Traditionalists probably won’t like VW’s decision to get rid of most physical buttons and knobs as nearly everything will be integrated into the touchscreen, at least on the high-end versions. Even turning on the headlights might change in the eighth-gen Golf as apparently there will be a touchpad for that instead of the familiar switch you’ll find on most VAG cars. The climate controls might also be built into the touchscreen, much like they are on the aforementioned posh midsize SUV.

Stackmann announced the demise of the e-Golf as the current generation of the all-electric model won’t be renewed since VW believes it would clash with the I.D. hatch. The GTI and R performance version will live to see another generation, while the GTD’s future is uncertain. The company’s official says an announcement regarding the fate of the diesel-fuelled hot hatch will be made at some point in the future.

In regards to dimensions, the Golf VIII expected to have a slightly longer wheelbase and “noticeably” wider tracks that will translate into more space inside the cabin. The trunk’s cargo capacity is also set to grow, while the updated MQB platform is rumoured to bring weight savings of roughly 50 kilograms.

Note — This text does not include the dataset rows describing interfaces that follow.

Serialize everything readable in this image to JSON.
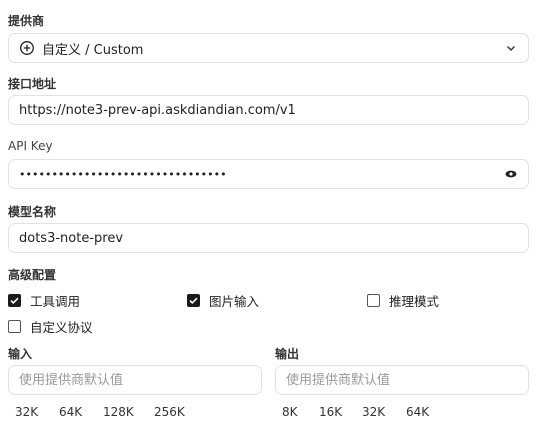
{
  "provider": {
    "label": "提供商",
    "selected": "自定义 / Custom",
    "icon": "plus-circle-icon"
  },
  "endpoint": {
    "label": "接口地址",
    "value": "https://note3-prev-api.askdiandian.com/v1"
  },
  "api_key": {
    "label": "API Key",
    "value": "••••••••••••••••••••••••••••••••"
  },
  "model": {
    "label": "模型名称",
    "value": "dots3-note-prev"
  },
  "advanced": {
    "label": "高级配置",
    "options": [
      {
        "label": "工具调用",
        "checked": true
      },
      {
        "label": "图片输入",
        "checked": true
      },
      {
        "label": "推理模式",
        "checked": false
      },
      {
        "label": "自定义协议",
        "checked": false
      }
    ]
  },
  "input": {
    "label": "输入",
    "placeholder": "使用提供商默认值",
    "presets": [
      "32K",
      "64K",
      "128K",
      "256K"
    ]
  },
  "output": {
    "label": "输出",
    "placeholder": "使用提供商默认值",
    "presets": [
      "8K",
      "16K",
      "32K",
      "64K"
    ]
  }
}
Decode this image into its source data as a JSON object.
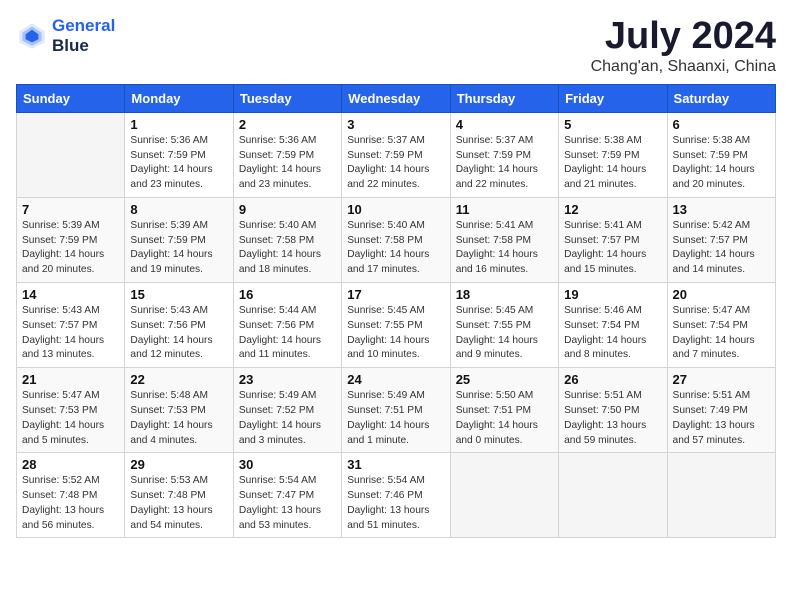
{
  "header": {
    "logo_line1": "General",
    "logo_line2": "Blue",
    "month_year": "July 2024",
    "location": "Chang'an, Shaanxi, China"
  },
  "days_of_week": [
    "Sunday",
    "Monday",
    "Tuesday",
    "Wednesday",
    "Thursday",
    "Friday",
    "Saturday"
  ],
  "weeks": [
    [
      {
        "day": "",
        "empty": true
      },
      {
        "day": "1",
        "sunrise": "5:36 AM",
        "sunset": "7:59 PM",
        "daylight": "14 hours and 23 minutes."
      },
      {
        "day": "2",
        "sunrise": "5:36 AM",
        "sunset": "7:59 PM",
        "daylight": "14 hours and 23 minutes."
      },
      {
        "day": "3",
        "sunrise": "5:37 AM",
        "sunset": "7:59 PM",
        "daylight": "14 hours and 22 minutes."
      },
      {
        "day": "4",
        "sunrise": "5:37 AM",
        "sunset": "7:59 PM",
        "daylight": "14 hours and 22 minutes."
      },
      {
        "day": "5",
        "sunrise": "5:38 AM",
        "sunset": "7:59 PM",
        "daylight": "14 hours and 21 minutes."
      },
      {
        "day": "6",
        "sunrise": "5:38 AM",
        "sunset": "7:59 PM",
        "daylight": "14 hours and 20 minutes."
      }
    ],
    [
      {
        "day": "7",
        "sunrise": "5:39 AM",
        "sunset": "7:59 PM",
        "daylight": "14 hours and 20 minutes."
      },
      {
        "day": "8",
        "sunrise": "5:39 AM",
        "sunset": "7:59 PM",
        "daylight": "14 hours and 19 minutes."
      },
      {
        "day": "9",
        "sunrise": "5:40 AM",
        "sunset": "7:58 PM",
        "daylight": "14 hours and 18 minutes."
      },
      {
        "day": "10",
        "sunrise": "5:40 AM",
        "sunset": "7:58 PM",
        "daylight": "14 hours and 17 minutes."
      },
      {
        "day": "11",
        "sunrise": "5:41 AM",
        "sunset": "7:58 PM",
        "daylight": "14 hours and 16 minutes."
      },
      {
        "day": "12",
        "sunrise": "5:41 AM",
        "sunset": "7:57 PM",
        "daylight": "14 hours and 15 minutes."
      },
      {
        "day": "13",
        "sunrise": "5:42 AM",
        "sunset": "7:57 PM",
        "daylight": "14 hours and 14 minutes."
      }
    ],
    [
      {
        "day": "14",
        "sunrise": "5:43 AM",
        "sunset": "7:57 PM",
        "daylight": "14 hours and 13 minutes."
      },
      {
        "day": "15",
        "sunrise": "5:43 AM",
        "sunset": "7:56 PM",
        "daylight": "14 hours and 12 minutes."
      },
      {
        "day": "16",
        "sunrise": "5:44 AM",
        "sunset": "7:56 PM",
        "daylight": "14 hours and 11 minutes."
      },
      {
        "day": "17",
        "sunrise": "5:45 AM",
        "sunset": "7:55 PM",
        "daylight": "14 hours and 10 minutes."
      },
      {
        "day": "18",
        "sunrise": "5:45 AM",
        "sunset": "7:55 PM",
        "daylight": "14 hours and 9 minutes."
      },
      {
        "day": "19",
        "sunrise": "5:46 AM",
        "sunset": "7:54 PM",
        "daylight": "14 hours and 8 minutes."
      },
      {
        "day": "20",
        "sunrise": "5:47 AM",
        "sunset": "7:54 PM",
        "daylight": "14 hours and 7 minutes."
      }
    ],
    [
      {
        "day": "21",
        "sunrise": "5:47 AM",
        "sunset": "7:53 PM",
        "daylight": "14 hours and 5 minutes."
      },
      {
        "day": "22",
        "sunrise": "5:48 AM",
        "sunset": "7:53 PM",
        "daylight": "14 hours and 4 minutes."
      },
      {
        "day": "23",
        "sunrise": "5:49 AM",
        "sunset": "7:52 PM",
        "daylight": "14 hours and 3 minutes."
      },
      {
        "day": "24",
        "sunrise": "5:49 AM",
        "sunset": "7:51 PM",
        "daylight": "14 hours and 1 minute."
      },
      {
        "day": "25",
        "sunrise": "5:50 AM",
        "sunset": "7:51 PM",
        "daylight": "14 hours and 0 minutes."
      },
      {
        "day": "26",
        "sunrise": "5:51 AM",
        "sunset": "7:50 PM",
        "daylight": "13 hours and 59 minutes."
      },
      {
        "day": "27",
        "sunrise": "5:51 AM",
        "sunset": "7:49 PM",
        "daylight": "13 hours and 57 minutes."
      }
    ],
    [
      {
        "day": "28",
        "sunrise": "5:52 AM",
        "sunset": "7:48 PM",
        "daylight": "13 hours and 56 minutes."
      },
      {
        "day": "29",
        "sunrise": "5:53 AM",
        "sunset": "7:48 PM",
        "daylight": "13 hours and 54 minutes."
      },
      {
        "day": "30",
        "sunrise": "5:54 AM",
        "sunset": "7:47 PM",
        "daylight": "13 hours and 53 minutes."
      },
      {
        "day": "31",
        "sunrise": "5:54 AM",
        "sunset": "7:46 PM",
        "daylight": "13 hours and 51 minutes."
      },
      {
        "day": "",
        "empty": true
      },
      {
        "day": "",
        "empty": true
      },
      {
        "day": "",
        "empty": true
      }
    ]
  ]
}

VW isn’t saying when it will unveil the new Golf, but with production starting in June, it means we won’t have to wait much longer. There’s a lot riding on the Mk VIII, not just because of the Golf’s importance, but also due to the reason Wolfsburg is investing more than $2 billion in the model’s lineup.